*** Block opens ***
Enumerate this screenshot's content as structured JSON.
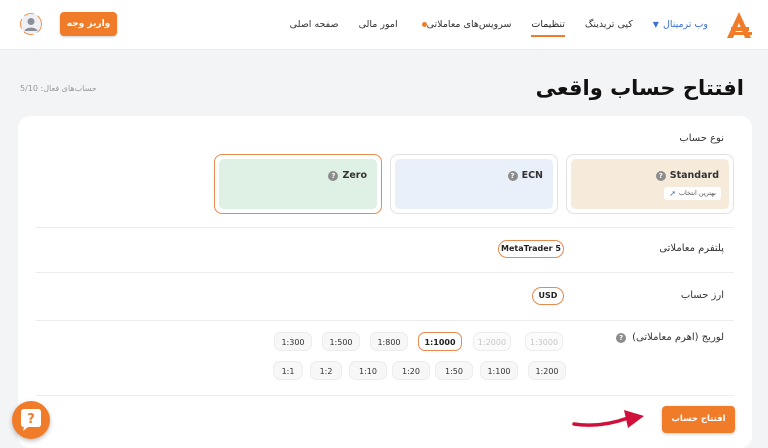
{
  "nav": {
    "items": [
      {
        "label": "صفحه اصلی"
      },
      {
        "label": "امور مالی"
      },
      {
        "label": "سرویس‌های معاملاتی"
      },
      {
        "label": "تنظیمات"
      },
      {
        "label": "کپی تریدینگ"
      },
      {
        "label": "وب ترمینال"
      }
    ],
    "deposit_label": "واریز وجه"
  },
  "page": {
    "title": "افتتاح حساب واقعی",
    "active_accounts": "حساب‌های فعال: 5/10"
  },
  "form": {
    "account_type_label": "نوع حساب",
    "account_types": [
      {
        "name": "Standard",
        "badge": "بهترین انتخاب"
      },
      {
        "name": "ECN"
      },
      {
        "name": "Zero"
      }
    ],
    "platform_label": "پلتفرم معاملاتی",
    "platform_value": "MetaTrader 5",
    "currency_label": "ارز حساب",
    "currency_value": "USD",
    "leverage_label": "لوریج (اهرم معاملاتی)",
    "leverage_row1": [
      "1:3000",
      "1:2000",
      "1:1000",
      "1:800",
      "1:500",
      "1:300"
    ],
    "leverage_row2": [
      "1:200",
      "1:100",
      "1:50",
      "1:20",
      "1:10",
      "1:2",
      "1:1"
    ],
    "submit_label": "افتتاح حساب"
  },
  "colors": {
    "accent": "#f07c2a",
    "link": "#3b6fd4"
  }
}
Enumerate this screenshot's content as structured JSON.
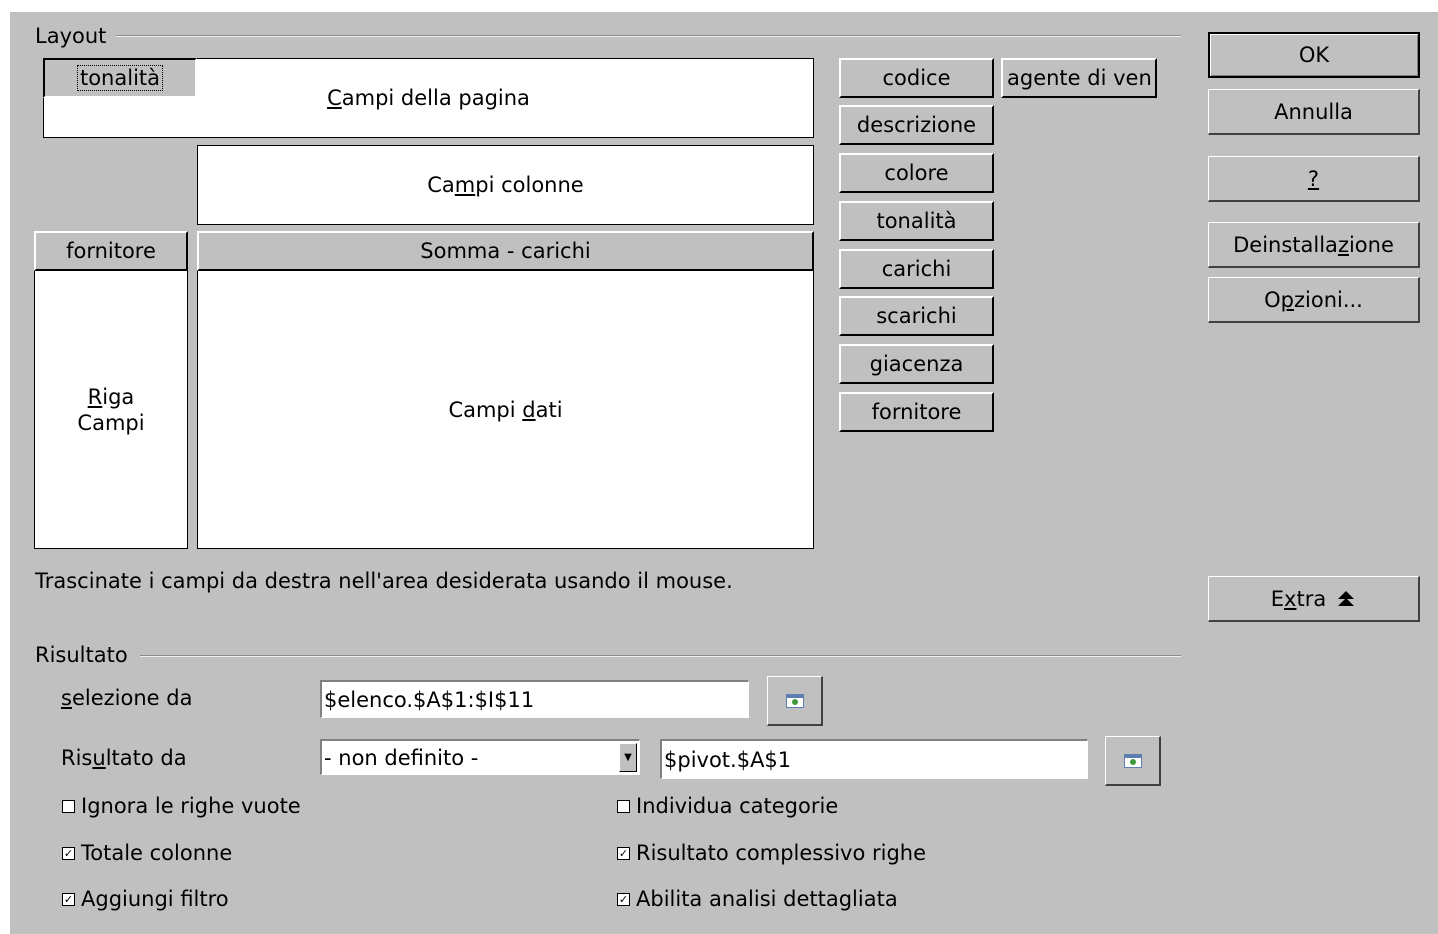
{
  "layout_group": {
    "label": "Layout",
    "page_area": {
      "label_pre": "",
      "label_u": "C",
      "label_post": "ampi della pagina"
    },
    "column_area": {
      "label_pre": "Ca",
      "label_u": "m",
      "label_post": "pi colonne"
    },
    "row_area": {
      "line1_u": "R",
      "line1_post": "iga",
      "line2": "Campi"
    },
    "data_area": {
      "label_pre": "Campi ",
      "label_u": "d",
      "label_post": "ati"
    },
    "page_field": "tonalità",
    "row_field": "fornitore",
    "data_field": "Somma - carichi",
    "available_fields": [
      "codice",
      "agente di ven",
      "descrizione",
      "colore",
      "tonalità",
      "carichi",
      "scarichi",
      "giacenza",
      "fornitore"
    ],
    "hint": "Trascinate i campi da destra nell'area desiderata usando il mouse."
  },
  "buttons": {
    "ok": "OK",
    "cancel": "Annulla",
    "help": "?",
    "remove_pre": "Deinstalla",
    "remove_u": "z",
    "remove_post": "ione",
    "options_pre": "O",
    "options_u": "p",
    "options_post": "zioni...",
    "extra_pre": "E",
    "extra_u": "x",
    "extra_post": "tra",
    "extra_icon": "double-chevron-up"
  },
  "result_group": {
    "label": "Risultato",
    "selection_label_u": "s",
    "selection_label_post": "elezione da",
    "selection_value": "$elenco.$A$1:$I$11",
    "output_label_pre": "Ris",
    "output_label_u": "u",
    "output_label_post": "ltato da",
    "output_select": "- non definito -",
    "output_value": "$pivot.$A$1",
    "checkboxes": {
      "ignore_empty": {
        "label": "Ignora le righe vuote",
        "checked": false
      },
      "identify_categories": {
        "label": "Individua categorie",
        "checked": false
      },
      "total_columns": {
        "label": "Totale colonne",
        "checked": true
      },
      "total_rows": {
        "label": "Risultato complessivo righe",
        "checked": true
      },
      "add_filter": {
        "label": "Aggiungi filtro",
        "checked": true
      },
      "enable_drilldown": {
        "label": "Abilita analisi dettagliata",
        "checked": true
      }
    }
  }
}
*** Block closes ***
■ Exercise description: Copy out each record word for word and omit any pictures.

■ Solution for this task:
Enumerate this screenshot's content as structured JSON.
{
  "nav": {
    "items": [
      {
        "label": "صفحه اصلی"
      },
      {
        "label": "امور مالی"
      },
      {
        "label": "سرویس‌های معاملاتی"
      },
      {
        "label": "تنظیمات"
      },
      {
        "label": "کپی تریدینگ"
      },
      {
        "label": "وب ترمینال"
      }
    ],
    "deposit_label": "واریز وجه"
  },
  "page": {
    "title": "افتتاح حساب واقعی",
    "active_accounts": "حساب‌های فعال: 5/10"
  },
  "form": {
    "account_type_label": "نوع حساب",
    "account_types": [
      {
        "name": "Standard",
        "badge": "بهترین انتخاب"
      },
      {
        "name": "ECN"
      },
      {
        "name": "Zero"
      }
    ],
    "platform_label": "پلتفرم معاملاتی",
    "platform_value": "MetaTrader 5",
    "currency_label": "ارز حساب",
    "currency_value": "USD",
    "leverage_label": "لوریج (اهرم معاملاتی)",
    "leverage_row1": [
      "1:3000",
      "1:2000",
      "1:1000",
      "1:800",
      "1:500",
      "1:300"
    ],
    "leverage_row2": [
      "1:200",
      "1:100",
      "1:50",
      "1:20",
      "1:10",
      "1:2",
      "1:1"
    ],
    "submit_label": "افتتاح حساب"
  },
  "colors": {
    "accent": "#f07c2a",
    "link": "#3b6fd4"
  }
}
Enumerate this screenshot's content as structured JSON.
{
  "layout_group": {
    "label": "Layout",
    "page_area": {
      "label_pre": "",
      "label_u": "C",
      "label_post": "ampi della pagina"
    },
    "column_area": {
      "label_pre": "Ca",
      "label_u": "m",
      "label_post": "pi colonne"
    },
    "row_area": {
      "line1_u": "R",
      "line1_post": "iga",
      "line2": "Campi"
    },
    "data_area": {
      "label_pre": "Campi ",
      "label_u": "d",
      "label_post": "ati"
    },
    "page_field": "tonalità",
    "row_field": "fornitore",
    "data_field": "Somma - carichi",
    "available_fields": [
      "codice",
      "agente di ven",
      "descrizione",
      "colore",
      "tonalità",
      "carichi",
      "scarichi",
      "giacenza",
      "fornitore"
    ],
    "hint": "Trascinate i campi da destra nell'area desiderata usando il mouse."
  },
  "buttons": {
    "ok": "OK",
    "cancel": "Annulla",
    "help": "?",
    "remove_pre": "Deinstalla",
    "remove_u": "z",
    "remove_post": "ione",
    "options_pre": "O",
    "options_u": "p",
    "options_post": "zioni...",
    "extra_pre": "E",
    "extra_u": "x",
    "extra_post": "tra",
    "extra_icon": "double-chevron-up"
  },
  "result_group": {
    "label": "Risultato",
    "selection_label_u": "s",
    "selection_label_post": "elezione da",
    "selection_value": "$elenco.$A$1:$I$11",
    "output_label_pre": "Ris",
    "output_label_u": "u",
    "output_label_post": "ltato da",
    "output_select": "- non definito -",
    "output_value": "$pivot.$A$1",
    "checkboxes": {
      "ignore_empty": {
        "label": "Ignora le righe vuote",
        "checked": false
      },
      "identify_categories": {
        "label": "Individua categorie",
        "checked": false
      },
      "total_columns": {
        "label": "Totale colonne",
        "checked": true
      },
      "total_rows": {
        "label": "Risultato complessivo righe",
        "checked": true
      },
      "add_filter": {
        "label": "Aggiungi filtro",
        "checked": true
      },
      "enable_drilldown": {
        "label": "Abilita analisi dettagliata",
        "checked": true
      }
    }
  }
}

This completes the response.